Replace ‘yourusernamehere’ with your own user, this will make sure that your device gets recreated at boot time. Now you can create it right away with the following command, as to not have to reboot right away.

systemd-tmpfiles --create /etc/tmpfiles.d/10-looking-glass.conf

Installing the client on your Host OS

Follow the compiling directions for your distribution and make sure you install the dependencies first. Directions for compiling can be found here in the LG quickstart guide.

Once it’s compiled make sure to grab the binary and fire it in your PATH somewhere’s so you can use it later.

Next up we will want to add the device to your virtual machine’s configuration. This can be done with the following command:

virsh edit win10

Where win10 is your virtual machine configuration name.
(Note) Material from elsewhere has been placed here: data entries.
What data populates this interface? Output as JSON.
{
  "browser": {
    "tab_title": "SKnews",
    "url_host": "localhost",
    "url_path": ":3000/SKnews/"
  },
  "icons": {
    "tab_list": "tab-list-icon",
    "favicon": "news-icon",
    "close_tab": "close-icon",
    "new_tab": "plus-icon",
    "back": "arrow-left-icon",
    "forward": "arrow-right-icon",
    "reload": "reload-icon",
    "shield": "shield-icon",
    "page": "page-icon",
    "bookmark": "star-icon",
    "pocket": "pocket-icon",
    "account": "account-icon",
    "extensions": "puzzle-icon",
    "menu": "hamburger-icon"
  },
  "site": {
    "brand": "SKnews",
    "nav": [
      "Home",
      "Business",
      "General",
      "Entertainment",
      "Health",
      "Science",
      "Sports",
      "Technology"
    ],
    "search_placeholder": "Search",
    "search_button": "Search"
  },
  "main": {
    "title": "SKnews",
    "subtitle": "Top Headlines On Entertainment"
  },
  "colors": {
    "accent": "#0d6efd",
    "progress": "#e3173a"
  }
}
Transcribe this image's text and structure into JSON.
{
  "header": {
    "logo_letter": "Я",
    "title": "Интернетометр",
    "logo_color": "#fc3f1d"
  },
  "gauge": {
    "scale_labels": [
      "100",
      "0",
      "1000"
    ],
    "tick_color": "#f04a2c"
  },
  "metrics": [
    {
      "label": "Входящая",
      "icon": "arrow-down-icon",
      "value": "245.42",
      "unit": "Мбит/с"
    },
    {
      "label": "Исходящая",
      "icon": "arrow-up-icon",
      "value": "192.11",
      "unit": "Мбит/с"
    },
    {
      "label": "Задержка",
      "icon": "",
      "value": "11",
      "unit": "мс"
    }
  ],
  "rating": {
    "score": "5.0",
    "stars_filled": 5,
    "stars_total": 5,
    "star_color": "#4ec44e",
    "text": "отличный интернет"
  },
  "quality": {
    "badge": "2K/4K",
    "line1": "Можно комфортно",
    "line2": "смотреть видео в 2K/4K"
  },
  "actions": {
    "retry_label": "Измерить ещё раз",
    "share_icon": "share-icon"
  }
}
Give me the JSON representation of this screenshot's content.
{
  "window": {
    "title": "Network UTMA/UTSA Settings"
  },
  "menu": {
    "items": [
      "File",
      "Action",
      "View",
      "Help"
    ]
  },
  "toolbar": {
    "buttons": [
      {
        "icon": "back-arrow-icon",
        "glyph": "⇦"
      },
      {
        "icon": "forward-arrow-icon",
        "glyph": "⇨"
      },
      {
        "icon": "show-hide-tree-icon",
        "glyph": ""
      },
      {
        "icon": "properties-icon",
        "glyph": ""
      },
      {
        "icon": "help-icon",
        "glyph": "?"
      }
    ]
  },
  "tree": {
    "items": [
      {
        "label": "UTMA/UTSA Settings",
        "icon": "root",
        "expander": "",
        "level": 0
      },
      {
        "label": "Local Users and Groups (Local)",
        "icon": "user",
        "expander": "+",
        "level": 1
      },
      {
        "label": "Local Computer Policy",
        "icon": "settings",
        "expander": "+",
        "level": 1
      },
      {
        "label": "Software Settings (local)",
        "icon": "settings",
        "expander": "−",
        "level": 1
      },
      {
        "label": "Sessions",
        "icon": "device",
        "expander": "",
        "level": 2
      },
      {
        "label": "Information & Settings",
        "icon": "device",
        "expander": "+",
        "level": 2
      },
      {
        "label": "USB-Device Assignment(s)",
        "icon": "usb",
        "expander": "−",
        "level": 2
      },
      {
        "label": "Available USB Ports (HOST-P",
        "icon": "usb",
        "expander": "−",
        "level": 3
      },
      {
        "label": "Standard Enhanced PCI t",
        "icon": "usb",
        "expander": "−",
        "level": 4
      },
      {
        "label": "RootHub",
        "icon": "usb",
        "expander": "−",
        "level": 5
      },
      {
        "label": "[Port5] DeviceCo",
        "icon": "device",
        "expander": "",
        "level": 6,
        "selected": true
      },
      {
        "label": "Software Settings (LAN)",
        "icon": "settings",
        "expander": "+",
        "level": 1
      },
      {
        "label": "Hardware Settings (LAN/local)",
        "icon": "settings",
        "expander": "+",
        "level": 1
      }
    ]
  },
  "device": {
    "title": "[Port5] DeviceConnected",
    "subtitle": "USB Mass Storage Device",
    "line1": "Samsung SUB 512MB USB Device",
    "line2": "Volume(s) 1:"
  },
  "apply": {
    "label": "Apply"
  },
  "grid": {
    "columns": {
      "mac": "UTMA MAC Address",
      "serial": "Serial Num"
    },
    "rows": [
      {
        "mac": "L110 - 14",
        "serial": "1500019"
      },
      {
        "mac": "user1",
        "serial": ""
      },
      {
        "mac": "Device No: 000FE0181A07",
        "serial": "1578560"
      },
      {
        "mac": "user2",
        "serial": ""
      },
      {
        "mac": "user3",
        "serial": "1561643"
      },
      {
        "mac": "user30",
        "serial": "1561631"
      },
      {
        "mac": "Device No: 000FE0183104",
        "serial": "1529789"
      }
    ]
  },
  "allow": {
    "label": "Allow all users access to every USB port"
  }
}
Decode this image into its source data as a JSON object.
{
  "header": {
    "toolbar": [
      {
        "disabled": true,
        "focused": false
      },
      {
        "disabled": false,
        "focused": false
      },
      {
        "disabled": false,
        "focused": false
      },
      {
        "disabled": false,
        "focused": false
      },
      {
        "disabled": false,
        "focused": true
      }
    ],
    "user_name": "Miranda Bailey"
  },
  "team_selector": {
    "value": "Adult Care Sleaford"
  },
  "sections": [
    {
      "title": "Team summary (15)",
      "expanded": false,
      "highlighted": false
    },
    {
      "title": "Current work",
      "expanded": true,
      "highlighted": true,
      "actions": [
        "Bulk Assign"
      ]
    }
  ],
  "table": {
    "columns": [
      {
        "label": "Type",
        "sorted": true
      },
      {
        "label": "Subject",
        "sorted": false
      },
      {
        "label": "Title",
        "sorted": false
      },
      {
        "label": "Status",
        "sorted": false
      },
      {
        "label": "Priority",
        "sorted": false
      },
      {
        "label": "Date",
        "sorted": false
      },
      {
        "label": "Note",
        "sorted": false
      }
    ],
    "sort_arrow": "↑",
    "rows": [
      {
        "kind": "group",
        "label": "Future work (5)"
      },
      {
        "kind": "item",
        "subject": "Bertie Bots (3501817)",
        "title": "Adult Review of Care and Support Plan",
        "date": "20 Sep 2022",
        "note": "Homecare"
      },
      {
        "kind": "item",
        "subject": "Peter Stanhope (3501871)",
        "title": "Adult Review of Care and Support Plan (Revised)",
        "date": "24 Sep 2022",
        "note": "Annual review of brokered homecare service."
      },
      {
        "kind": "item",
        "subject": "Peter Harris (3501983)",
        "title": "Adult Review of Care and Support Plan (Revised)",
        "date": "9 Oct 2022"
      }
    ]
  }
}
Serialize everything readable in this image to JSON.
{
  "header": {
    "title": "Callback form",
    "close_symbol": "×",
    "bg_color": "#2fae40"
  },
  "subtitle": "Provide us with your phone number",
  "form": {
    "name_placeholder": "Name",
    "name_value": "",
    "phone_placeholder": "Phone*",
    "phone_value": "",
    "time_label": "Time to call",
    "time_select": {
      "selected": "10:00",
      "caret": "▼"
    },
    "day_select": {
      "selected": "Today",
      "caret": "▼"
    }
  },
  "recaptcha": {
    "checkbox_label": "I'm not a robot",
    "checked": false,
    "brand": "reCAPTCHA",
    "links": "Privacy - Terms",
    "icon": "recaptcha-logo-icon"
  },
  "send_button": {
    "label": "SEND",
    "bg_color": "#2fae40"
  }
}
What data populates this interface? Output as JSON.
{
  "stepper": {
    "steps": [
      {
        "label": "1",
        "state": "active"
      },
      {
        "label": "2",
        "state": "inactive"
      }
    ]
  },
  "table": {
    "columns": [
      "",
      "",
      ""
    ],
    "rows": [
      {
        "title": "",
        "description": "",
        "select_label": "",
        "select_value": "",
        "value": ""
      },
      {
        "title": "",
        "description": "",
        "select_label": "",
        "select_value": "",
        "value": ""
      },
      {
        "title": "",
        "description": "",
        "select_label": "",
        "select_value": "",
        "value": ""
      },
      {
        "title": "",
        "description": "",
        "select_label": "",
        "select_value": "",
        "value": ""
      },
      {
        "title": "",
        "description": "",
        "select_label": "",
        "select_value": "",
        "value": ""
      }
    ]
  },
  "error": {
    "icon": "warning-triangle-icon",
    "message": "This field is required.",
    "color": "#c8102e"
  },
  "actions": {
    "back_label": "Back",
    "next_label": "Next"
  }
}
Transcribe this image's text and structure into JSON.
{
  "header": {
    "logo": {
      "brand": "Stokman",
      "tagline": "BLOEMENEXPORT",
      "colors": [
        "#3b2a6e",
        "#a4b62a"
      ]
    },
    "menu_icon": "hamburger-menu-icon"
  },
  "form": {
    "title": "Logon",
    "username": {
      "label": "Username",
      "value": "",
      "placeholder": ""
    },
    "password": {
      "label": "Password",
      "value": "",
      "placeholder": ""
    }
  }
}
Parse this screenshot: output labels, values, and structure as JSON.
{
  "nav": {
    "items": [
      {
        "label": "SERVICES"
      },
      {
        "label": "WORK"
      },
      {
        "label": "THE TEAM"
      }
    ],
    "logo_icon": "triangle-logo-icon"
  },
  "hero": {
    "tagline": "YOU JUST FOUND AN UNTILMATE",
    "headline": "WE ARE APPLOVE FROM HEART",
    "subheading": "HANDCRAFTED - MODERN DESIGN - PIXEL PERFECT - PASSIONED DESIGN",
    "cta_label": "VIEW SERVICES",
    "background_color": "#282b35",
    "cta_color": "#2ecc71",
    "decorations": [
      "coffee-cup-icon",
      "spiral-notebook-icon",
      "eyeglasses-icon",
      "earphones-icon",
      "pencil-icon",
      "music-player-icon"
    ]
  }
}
Add the following block near the bottom above the end </devices> section.

<shmem name='looking-glass'>
  <model type='ivshmem-plain'/>
  <size unit='M'>64</size>
  <address type='pci' domain='0x0000' bus='0x09' slot='0x01' function='0x0'/>

Make sure to swap out the value with the one determined above (32 or 64) in the previous step. Now a Ram Drive will show up in your Windows guest the next time we boot it up and you’ll need to install the VirtIO driver for it.

Configure your Guest VM

Boot up your Guest and install the VirtIO Ram Drive driver, you can find the driver here.

Download and install the Looking Glass “host” Windows application from the looking glass site inside your Guest and make sure it’s the same version as you compiled the “client” for in your Host OS.

Visible Confusion

So looking glass has 2 components:

  • LG_Host application that runs in your Guest VM
  • looking-glass-client that runs in your Host OS

The LG_Host running in your VM will dump the frames to be rendered to the shared memory device, and you can use a the looking-glass-client to render those frames in either the Host OS or another Guest VM depending on what type of setup your running.

Final steps

Finally you will want to change your display type to none from QXL in virt-manager to allow the looking-glass-client to take over responsibility for displaying output from the VM.

video none

Looking glass installs the the host application as a Windows service, so it should be started when the VM boots up.

Demo Video